**Work request**
Report every line of the entries that contains the word "text".

+++ Information provided

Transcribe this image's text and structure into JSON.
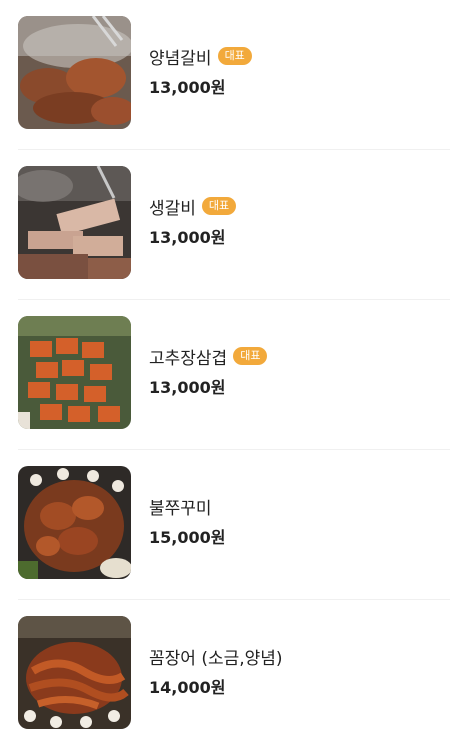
{
  "menu": {
    "items": [
      {
        "name": "양념갈비",
        "price": "13,000원",
        "badge": "대표",
        "image": "marinated-galbi-photo"
      },
      {
        "name": "생갈비",
        "price": "13,000원",
        "badge": "대표",
        "image": "raw-galbi-photo"
      },
      {
        "name": "고추장삼겹",
        "price": "13,000원",
        "badge": "대표",
        "image": "gochujang-samgyeop-photo"
      },
      {
        "name": "불쭈꾸미",
        "price": "15,000원",
        "image": "spicy-webfoot-octopus-photo"
      },
      {
        "name": "꼼장어 (소금,양념)",
        "price": "14,000원",
        "image": "hagfish-photo"
      }
    ]
  },
  "colors": {
    "badge": "#f2a93b",
    "divider": "#f0f0f0",
    "text": "#222222"
  }
}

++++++

**Reply**
Transcribe this image's text and structure into JSON.
    "text": "#222222"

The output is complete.